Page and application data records
________________________________________
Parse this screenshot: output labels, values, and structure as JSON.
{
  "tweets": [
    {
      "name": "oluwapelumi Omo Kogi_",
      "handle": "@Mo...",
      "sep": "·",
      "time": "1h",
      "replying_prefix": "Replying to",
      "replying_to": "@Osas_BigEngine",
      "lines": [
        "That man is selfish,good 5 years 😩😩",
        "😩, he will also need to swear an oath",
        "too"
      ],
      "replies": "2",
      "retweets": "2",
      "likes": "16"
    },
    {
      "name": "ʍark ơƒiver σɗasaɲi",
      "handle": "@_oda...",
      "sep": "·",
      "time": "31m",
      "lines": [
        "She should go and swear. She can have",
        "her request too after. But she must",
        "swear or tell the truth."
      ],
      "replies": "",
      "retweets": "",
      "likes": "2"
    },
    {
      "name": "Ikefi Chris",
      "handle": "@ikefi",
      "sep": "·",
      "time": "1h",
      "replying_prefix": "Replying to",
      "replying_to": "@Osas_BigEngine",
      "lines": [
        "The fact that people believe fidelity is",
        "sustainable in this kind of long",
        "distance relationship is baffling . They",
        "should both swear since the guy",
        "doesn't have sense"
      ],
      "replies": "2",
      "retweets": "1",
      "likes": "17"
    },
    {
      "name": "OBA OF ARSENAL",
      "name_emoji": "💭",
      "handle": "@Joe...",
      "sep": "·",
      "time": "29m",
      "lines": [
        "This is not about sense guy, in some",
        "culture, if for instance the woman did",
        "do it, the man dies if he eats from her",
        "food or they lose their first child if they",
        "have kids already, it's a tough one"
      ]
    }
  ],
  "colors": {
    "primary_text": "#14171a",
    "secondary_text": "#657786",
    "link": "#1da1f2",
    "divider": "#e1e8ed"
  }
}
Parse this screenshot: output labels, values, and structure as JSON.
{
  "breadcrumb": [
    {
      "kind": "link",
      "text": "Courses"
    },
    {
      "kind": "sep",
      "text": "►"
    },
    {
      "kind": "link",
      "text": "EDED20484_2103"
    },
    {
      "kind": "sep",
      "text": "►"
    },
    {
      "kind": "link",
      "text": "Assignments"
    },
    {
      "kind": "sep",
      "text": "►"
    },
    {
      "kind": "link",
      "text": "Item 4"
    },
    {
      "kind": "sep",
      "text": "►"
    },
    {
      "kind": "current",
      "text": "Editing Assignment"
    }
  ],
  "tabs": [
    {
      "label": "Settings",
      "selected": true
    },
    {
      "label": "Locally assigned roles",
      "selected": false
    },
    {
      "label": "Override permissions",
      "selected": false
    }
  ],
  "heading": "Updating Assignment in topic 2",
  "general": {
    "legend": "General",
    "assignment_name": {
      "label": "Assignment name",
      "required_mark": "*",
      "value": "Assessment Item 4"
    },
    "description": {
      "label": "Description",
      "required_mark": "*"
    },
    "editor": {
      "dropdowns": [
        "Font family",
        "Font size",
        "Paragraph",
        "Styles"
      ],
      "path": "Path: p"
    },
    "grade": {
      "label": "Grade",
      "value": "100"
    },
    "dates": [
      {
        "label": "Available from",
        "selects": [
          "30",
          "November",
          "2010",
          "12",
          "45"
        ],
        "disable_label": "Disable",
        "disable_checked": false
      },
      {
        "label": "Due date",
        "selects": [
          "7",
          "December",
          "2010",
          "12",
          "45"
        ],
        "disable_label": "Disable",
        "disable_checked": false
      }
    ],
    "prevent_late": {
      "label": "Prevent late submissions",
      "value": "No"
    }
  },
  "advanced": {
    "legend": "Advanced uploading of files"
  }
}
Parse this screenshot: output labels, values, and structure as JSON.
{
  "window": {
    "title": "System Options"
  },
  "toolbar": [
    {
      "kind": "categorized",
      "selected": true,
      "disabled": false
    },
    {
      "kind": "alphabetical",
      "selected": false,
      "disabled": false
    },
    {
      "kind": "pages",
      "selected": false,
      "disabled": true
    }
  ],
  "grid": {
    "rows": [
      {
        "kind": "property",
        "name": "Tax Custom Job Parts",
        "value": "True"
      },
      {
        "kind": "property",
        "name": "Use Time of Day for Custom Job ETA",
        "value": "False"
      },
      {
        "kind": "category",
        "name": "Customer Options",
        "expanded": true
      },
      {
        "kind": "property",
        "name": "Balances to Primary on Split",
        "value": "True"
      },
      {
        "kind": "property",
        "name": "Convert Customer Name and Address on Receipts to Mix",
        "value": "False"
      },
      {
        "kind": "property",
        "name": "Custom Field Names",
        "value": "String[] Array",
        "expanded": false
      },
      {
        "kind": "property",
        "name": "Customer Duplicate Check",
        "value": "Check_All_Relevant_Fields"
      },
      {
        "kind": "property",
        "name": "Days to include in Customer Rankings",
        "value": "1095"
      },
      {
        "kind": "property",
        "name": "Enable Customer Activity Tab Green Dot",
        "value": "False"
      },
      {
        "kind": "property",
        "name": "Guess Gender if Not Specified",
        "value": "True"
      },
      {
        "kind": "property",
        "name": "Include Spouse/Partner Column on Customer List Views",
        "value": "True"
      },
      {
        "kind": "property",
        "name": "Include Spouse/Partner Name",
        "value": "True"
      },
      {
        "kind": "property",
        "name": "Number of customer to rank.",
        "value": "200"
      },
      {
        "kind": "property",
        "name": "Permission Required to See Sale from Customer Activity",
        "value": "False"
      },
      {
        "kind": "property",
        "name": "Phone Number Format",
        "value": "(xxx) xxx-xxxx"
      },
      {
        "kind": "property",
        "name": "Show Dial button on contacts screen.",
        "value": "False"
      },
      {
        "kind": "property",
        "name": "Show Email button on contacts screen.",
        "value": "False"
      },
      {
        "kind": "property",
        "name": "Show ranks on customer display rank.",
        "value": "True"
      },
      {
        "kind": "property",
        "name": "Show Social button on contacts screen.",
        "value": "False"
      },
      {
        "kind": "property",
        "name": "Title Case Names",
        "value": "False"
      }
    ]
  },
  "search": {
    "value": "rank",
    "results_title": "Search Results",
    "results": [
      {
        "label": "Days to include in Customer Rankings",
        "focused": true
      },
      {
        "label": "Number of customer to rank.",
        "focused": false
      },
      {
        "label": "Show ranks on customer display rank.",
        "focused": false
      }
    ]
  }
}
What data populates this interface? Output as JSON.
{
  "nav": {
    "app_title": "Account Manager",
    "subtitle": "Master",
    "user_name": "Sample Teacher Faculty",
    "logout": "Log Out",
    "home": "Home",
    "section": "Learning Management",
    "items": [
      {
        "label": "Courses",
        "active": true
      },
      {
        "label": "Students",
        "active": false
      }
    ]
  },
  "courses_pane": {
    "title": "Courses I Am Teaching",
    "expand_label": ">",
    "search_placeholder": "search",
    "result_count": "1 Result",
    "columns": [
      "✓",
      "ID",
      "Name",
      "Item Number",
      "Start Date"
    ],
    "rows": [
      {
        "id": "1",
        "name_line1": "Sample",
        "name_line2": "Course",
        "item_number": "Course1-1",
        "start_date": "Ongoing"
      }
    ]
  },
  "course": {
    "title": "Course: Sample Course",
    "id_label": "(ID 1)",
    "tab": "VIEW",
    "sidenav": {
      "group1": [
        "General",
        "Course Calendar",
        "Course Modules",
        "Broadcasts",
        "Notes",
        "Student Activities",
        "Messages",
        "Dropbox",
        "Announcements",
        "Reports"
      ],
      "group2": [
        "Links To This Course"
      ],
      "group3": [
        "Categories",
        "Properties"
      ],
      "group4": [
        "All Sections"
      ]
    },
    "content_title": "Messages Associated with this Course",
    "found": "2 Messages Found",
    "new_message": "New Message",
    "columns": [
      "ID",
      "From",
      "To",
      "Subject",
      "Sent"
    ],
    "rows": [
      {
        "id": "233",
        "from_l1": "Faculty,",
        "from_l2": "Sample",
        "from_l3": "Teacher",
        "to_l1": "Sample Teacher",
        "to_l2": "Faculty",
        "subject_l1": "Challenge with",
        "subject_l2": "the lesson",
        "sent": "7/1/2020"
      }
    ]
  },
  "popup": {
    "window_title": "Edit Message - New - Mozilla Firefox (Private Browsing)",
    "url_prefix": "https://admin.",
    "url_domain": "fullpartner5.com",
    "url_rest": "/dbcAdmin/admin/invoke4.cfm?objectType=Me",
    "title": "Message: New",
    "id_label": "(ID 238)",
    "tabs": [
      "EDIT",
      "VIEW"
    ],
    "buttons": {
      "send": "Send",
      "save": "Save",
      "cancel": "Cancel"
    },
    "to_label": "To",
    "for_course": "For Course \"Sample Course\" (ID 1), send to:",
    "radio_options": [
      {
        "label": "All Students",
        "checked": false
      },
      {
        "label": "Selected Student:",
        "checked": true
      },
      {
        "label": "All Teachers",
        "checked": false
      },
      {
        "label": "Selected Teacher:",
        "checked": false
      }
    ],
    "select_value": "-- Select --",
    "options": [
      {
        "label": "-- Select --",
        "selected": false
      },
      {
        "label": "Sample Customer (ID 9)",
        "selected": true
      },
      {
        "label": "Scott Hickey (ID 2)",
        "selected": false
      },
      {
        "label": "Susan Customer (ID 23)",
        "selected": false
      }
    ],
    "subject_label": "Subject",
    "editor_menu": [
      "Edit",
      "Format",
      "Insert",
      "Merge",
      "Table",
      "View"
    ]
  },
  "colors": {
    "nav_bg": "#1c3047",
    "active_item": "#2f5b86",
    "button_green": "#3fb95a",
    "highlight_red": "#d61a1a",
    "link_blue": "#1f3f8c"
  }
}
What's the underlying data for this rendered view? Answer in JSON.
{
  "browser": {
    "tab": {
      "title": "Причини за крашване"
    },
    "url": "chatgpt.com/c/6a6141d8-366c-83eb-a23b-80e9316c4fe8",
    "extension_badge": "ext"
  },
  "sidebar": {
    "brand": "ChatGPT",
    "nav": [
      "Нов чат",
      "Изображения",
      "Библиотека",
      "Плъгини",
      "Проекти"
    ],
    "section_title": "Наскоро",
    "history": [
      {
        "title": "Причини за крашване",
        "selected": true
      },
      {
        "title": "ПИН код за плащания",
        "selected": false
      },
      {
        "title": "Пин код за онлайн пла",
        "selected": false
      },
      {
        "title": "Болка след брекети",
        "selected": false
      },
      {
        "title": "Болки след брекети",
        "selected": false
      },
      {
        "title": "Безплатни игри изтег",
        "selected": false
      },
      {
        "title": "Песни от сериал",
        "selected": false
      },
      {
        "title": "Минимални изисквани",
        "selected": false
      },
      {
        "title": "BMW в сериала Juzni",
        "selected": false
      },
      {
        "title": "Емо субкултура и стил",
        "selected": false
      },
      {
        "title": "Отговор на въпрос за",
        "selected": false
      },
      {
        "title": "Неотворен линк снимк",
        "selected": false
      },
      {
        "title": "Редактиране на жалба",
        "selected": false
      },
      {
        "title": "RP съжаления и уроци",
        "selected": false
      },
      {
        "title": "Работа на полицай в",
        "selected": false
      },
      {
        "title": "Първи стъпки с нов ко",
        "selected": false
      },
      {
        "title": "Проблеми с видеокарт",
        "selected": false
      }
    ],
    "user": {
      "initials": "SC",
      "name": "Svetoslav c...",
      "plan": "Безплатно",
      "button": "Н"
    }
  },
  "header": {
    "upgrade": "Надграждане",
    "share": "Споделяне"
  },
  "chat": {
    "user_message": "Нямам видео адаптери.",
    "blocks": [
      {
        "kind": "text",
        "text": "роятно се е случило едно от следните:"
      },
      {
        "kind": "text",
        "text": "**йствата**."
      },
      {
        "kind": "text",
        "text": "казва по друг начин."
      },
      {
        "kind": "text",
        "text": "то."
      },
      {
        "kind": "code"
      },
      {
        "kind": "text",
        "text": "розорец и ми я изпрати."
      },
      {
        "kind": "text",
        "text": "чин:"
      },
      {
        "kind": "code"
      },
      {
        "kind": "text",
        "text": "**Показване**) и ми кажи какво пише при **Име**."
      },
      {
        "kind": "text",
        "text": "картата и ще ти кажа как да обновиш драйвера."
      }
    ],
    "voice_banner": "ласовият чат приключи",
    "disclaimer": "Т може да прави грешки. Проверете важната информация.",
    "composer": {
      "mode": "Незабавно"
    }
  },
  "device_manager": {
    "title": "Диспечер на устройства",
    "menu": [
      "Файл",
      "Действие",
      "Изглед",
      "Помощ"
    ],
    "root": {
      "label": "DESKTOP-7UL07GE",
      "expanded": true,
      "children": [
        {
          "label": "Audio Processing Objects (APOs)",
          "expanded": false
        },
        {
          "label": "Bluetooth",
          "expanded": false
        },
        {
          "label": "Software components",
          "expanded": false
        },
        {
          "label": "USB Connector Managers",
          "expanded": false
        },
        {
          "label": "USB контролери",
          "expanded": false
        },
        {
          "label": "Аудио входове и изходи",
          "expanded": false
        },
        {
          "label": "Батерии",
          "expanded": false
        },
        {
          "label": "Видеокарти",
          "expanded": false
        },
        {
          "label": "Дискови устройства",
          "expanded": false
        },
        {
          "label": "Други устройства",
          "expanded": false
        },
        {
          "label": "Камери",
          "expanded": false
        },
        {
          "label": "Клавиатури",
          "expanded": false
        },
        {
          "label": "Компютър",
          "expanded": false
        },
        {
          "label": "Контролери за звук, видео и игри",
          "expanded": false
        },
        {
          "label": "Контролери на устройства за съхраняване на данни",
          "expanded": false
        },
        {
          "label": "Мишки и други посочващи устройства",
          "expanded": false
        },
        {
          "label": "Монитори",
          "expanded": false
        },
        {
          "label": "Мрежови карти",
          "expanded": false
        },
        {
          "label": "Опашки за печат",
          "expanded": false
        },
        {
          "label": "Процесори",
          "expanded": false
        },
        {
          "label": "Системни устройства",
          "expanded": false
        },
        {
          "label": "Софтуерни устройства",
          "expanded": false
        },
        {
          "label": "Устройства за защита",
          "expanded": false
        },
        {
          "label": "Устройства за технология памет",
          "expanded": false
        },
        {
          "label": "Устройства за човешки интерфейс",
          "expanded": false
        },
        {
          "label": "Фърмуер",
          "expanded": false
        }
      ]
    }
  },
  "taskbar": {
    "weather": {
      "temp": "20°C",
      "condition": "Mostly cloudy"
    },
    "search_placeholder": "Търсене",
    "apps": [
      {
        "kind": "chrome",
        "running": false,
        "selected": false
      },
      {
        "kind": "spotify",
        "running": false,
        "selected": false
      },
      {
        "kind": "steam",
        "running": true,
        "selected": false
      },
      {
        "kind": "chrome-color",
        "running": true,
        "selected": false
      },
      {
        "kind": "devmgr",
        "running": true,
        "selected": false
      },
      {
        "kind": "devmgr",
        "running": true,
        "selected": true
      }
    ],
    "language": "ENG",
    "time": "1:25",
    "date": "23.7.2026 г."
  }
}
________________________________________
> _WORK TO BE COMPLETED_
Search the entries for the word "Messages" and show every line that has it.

> _TASK RESULT_
        "Messages",
    "content_title": "Messages Associated with this Course",
    "found": "2 Messages Found",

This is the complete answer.